→ Prompt
Repeat the entries exactly as they stand.

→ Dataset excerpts
☆ ☆ ☆
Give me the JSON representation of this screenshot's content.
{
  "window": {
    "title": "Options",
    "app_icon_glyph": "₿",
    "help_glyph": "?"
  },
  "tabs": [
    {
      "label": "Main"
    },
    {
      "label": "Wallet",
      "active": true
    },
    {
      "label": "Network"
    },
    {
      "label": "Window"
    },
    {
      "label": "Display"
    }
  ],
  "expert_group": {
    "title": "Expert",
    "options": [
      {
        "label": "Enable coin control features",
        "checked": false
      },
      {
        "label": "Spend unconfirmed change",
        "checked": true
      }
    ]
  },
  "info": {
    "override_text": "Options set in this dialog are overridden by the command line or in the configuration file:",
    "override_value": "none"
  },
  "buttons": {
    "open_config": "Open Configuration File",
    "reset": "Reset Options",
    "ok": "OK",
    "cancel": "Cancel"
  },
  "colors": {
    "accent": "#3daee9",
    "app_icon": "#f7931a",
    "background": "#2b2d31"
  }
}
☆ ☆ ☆
→ Written answer
Give me the JSON representation of this screenshot's content.
{
  "window": {
    "title": "Options",
    "app_icon_glyph": "₿",
    "help_glyph": "?"
  },
  "tabs": [
    {
      "label": "Main"
    },
    {
      "label": "Wallet",
      "active": true
    },
    {
      "label": "Network"
    },
    {
      "label": "Window"
    },
    {
      "label": "Display"
    }
  ],
  "expert_group": {
    "title": "Expert",
    "options": [
      {
        "label": "Enable coin control features",
        "checked": false
      },
      {
        "label": "Spend unconfirmed change",
        "checked": true
      }
    ]
  },
  "info": {
    "override_text": "Options set in this dialog are overridden by the command line or in the configuration file:",
    "override_value": "none"
  },
  "buttons": {
    "open_config": "Open Configuration File",
    "reset": "Reset Options",
    "ok": "OK",
    "cancel": "Cancel"
  },
  "colors": {
    "accent": "#3daee9",
    "app_icon": "#f7931a",
    "background": "#2b2d31"
  }
}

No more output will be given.